The Women by Clare Boothe Luce is all about men — how to get them and how to keep them. The men are never seen, but they are always present, whether as the subject of conversation or as the other participant in a phone call.
This also describes a director, who is omnipresent but never visible. The 1939 film version of The Women had females in 130 roles, but the director, George Cukor, was a man. The same goes for this new production at EgoPo Classic Theatre: All 19 roles are played by women, but the director, Lane Savadove, is a man.
EgoPo’s decision to highlight classic plays written by women this season was applauded after last season’s male-dominated selections. However, one of the challenges in mounting women’s work is the choice of a director. It’s fine to say gender doesn’t matter, but handing over women’s work to a male director does make a difference — it sometimes works and sometimes alters the original intent of the script.
In this case, despite the evident talent of the cast, the voice of the director was apparent throughout, which led to some rather unsettling moments. Usually Lane Savadove’s over-the-top yet thoughtful direction adds to a classic, but this time it does not seem to advance the conversation.
An unnecessary revival
Of course, it’s a problematic choice of production to begin with. One of the challenges of staging historical plays by women, and in this case about women, is that in earlier eras, women, as well as men, were affected by the limited scope of women’s lives. When Diane English created an updated version of the movie in 2008, she gave the women jobs as well as husbands and lovers. This EgoPo production, electing to stick with the original script, is also stuck with its original concepts. In today’s world of Real Housewives, is a revival of this play even necessary?
The plot is simple. Mary Haines (Melanie Julian) is a happily married woman who learns her husband is cheating on her, divorces him, and then regrets her decision. She is egged on by a set of really annoying friends who go through their own marital ups and downs. It’s a bitter, sarcastic play about friendship and betrayal and women’s place in the world and no one comes off well. In Savadove’s exaggerated version, everyone is just that much more irritating.
The Women is, ironically, a play by a woman about women that fails the Bechdel test (two named women who talk about anything other than a man). And of course any production that insults women by turning them into caricatures is baffling. This production is a letdown on both counts.
I walked out disliking every character in the play and wondering what I had learned to advance the discussion of women’s issues. In this version the women are all crass and conniving: they don’t pretend to be smart or wealthy or even nice. Every cliché is played to the max. The blonde bombshell Crystal Allen (Colleen Murphy) enacts her big scenes in bra and garter belt or surrounded by soap suds in the bath. A poorly staged cat fight at a Reno dude ranch is unconvincing. It’s hard to parody satire. The result is broad schtick that rather than insightful humor.

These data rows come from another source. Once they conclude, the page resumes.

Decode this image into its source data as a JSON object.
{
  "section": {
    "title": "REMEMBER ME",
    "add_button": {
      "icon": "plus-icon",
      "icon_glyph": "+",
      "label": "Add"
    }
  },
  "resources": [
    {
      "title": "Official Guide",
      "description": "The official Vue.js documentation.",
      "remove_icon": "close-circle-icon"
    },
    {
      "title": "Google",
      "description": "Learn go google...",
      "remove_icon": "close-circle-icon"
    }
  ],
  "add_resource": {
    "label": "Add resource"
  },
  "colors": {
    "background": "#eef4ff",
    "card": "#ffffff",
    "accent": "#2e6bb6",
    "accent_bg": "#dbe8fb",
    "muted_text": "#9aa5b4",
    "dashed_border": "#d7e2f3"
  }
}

Mirroring the egotists
Some choices are more successful than others. A scene in which two servants reenact the major breakup scene between their master and mistress works well, and the use of mirrors constantly reflecting the actors back to themselves hints at the egotism of all the characters. On the other hand, forcing characters in fancy dresses to sit on pillows on the floor feels forced and improbable. Most difficult of all is the handling of how Little Mary, played by Courtney Bundens, comes into womanhood.
This was a coproduction with advanced acting students at Rowan University, where Savadove teaches. It is a wonderful opportunity for students to work with professional actors, and they do a good job of matching the professionals throughout. However, the students, for the most part, play servants dressed in short black dresses and bare feet and scoot around in the background. Is this a way of saying this is where women belong — barefoot and silent? The only explanation I could come up with for their presence seemed to be that they represented the spirit of malice and gossip that permeated the play.
To blame all this on gender is unfair. But as I watched the women doing things on stage that felt forced and unnatural, I was very aware that they were doing what they were told to do by a man, and it felt distinctly uncomfortable.